This is the career anchor which is probably growing the fastest in recent years. More and more people are focused on finding a way for their career to blend seamlessly with their lifestyle. Rather than accepting the fact that they have to live around their jobs, these individuals will settle for nothing less than a job which is perfectly suited to the life they want to live. This kind of employee can be a bit hard to please, but they are also employees who will usually be rather content and reliable once they have the balance they desire.
You can use the career anchors as a business owner or manager in order to figure out what is driving each member of your team. You can also use them as an employee to think about what is really important to you and where you want to go with your career over the long term. Either way, this is a valuable tool and one which should not be overlooked.
These Interview Skills eBooks will help you to be successful in your chosen career. Whether you’re looking for a new job, facing an interview or trying to get your career back on track, there is something here to help. Download these free eBooks, checklists and templates for your PC, Mac, laptop, tablet, Kindle, eBook reader or Smartphone.
Management Assessment eBook

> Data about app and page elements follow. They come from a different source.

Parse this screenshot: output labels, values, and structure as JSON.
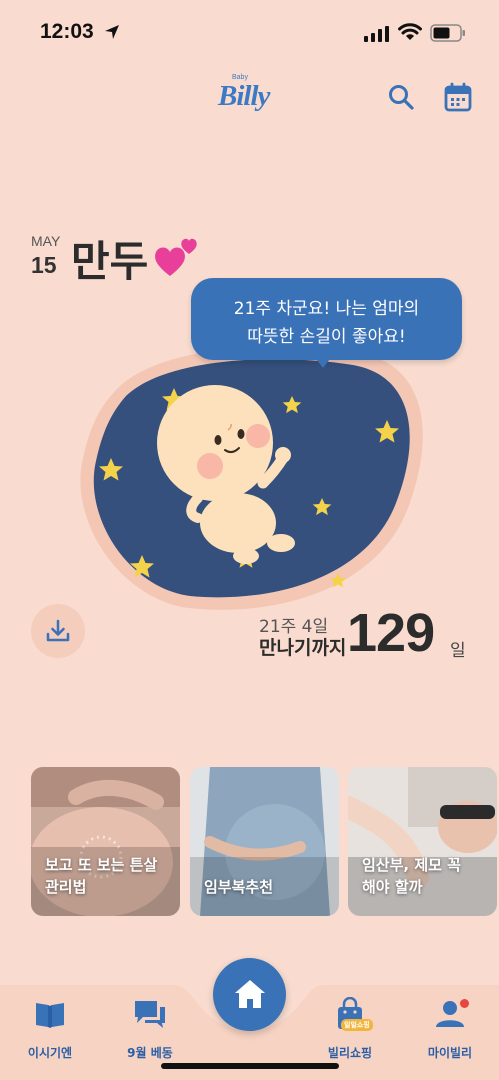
{
  "status_bar": {
    "time": "12:03"
  },
  "header": {
    "logo_small": "Baby",
    "logo_text": "Billy",
    "icons": [
      "search-icon",
      "calendar-icon"
    ]
  },
  "profile": {
    "month": "MAY",
    "day": "15",
    "baby_name": "만두"
  },
  "speech_bubble": {
    "line1": "21주 차군요! 나는 엄마의",
    "line2": "따뜻한 손길이 좋아요!"
  },
  "countdown": {
    "week_day": "21주 4일",
    "until_label": "만나기까지",
    "days": "129",
    "unit": "일"
  },
  "cards": [
    {
      "title": "보고 또 보는 튼살\n관리법"
    },
    {
      "title": "임부복추천"
    },
    {
      "title": "임산부, 제모 꼭\n해야 할까"
    }
  ],
  "nav": {
    "diary": "이시기엔",
    "delivery": "9월 베동",
    "shop": "빌리쇼핑",
    "shop_badge": "일일쇼핑",
    "my": "마이빌리"
  },
  "colors": {
    "background": "#f9dccf",
    "accent": "#3a72b8",
    "blob": "#35507d"
  }
}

This eBook explains what you can expect if you attend a management assessment center.
ISBN 978-1-62620-783-9 (32 Pages) PDF

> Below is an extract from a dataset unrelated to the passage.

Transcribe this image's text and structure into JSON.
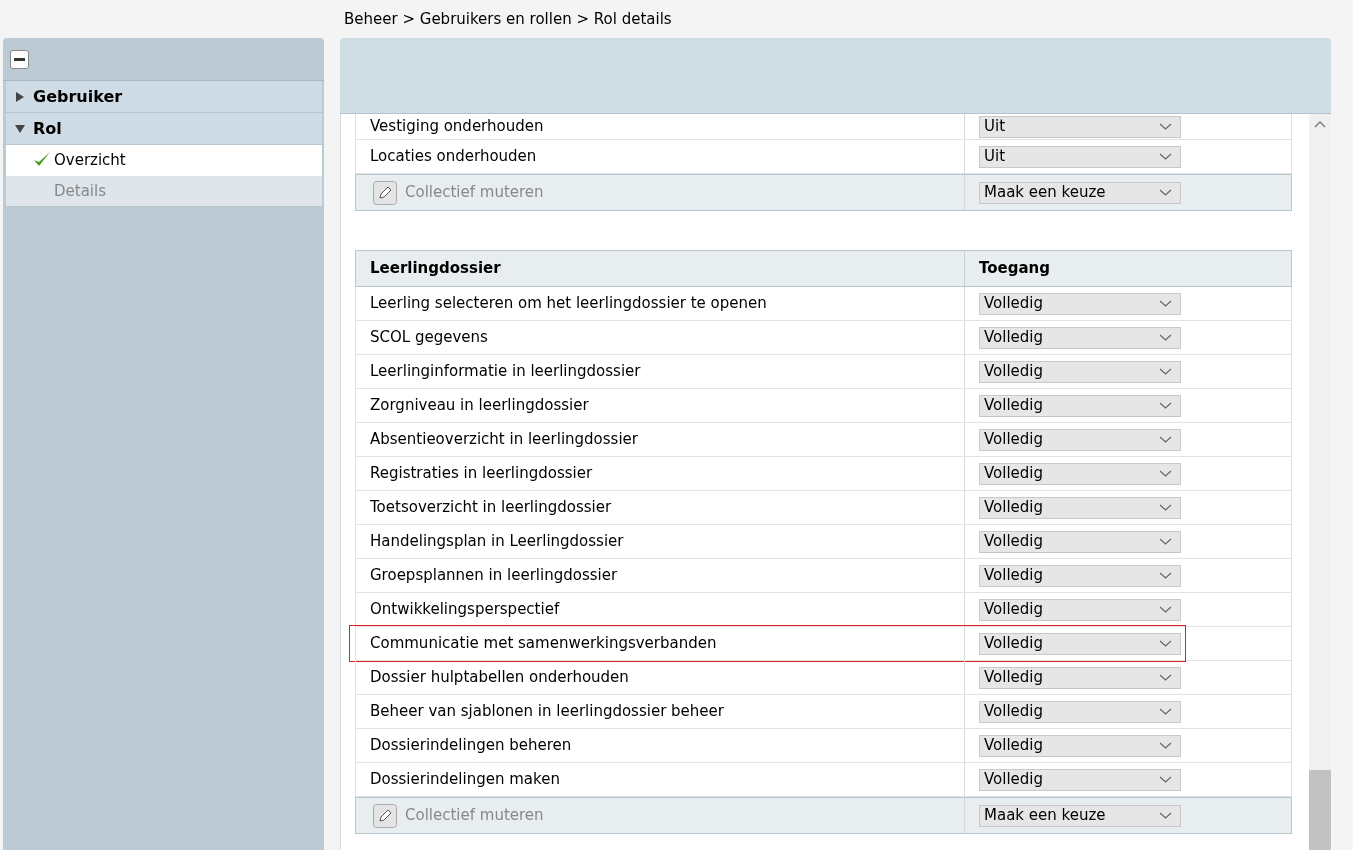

Preparing for Management Interviews eBook
This eBook explains how to prepare for a management level interview.
ISBN 978-1-62620-784-8 (34 Pages) PDF
Management Interview Questions eBook
This eBook describes the various types of interview question that you can expect to be asked and gives you detailed guidelines for answering them.
ISBN 978-1-62620-786-6 (31 Pages) PDF
Competency Based Questions eBook
This eBook explains how to answer competency-based interview questions.
ISBN 978-1-62620-785-7 (26 Pages) PDF
Management Interview Exercises eBook
This eBook explains how to succeed in management interview exercises including: in-tray, presentations, group discussion, role play, and media interviews.
ISBN 978-1-62620-780-2 (38 Pages) PDF
Management Aptitude Tests eBook
This eBook explains how to succeed at the management aptitude tests that often form part of the job selection process.
ISBN 978-1-62620-781-1 (39 Pages) PDF
Management Personality Tests eBook
This eBook explains how to succeed in the personality tests that are used as part of the management recruitment process.
ISBN 978-1-62620-782-0 (34 Pages) PDF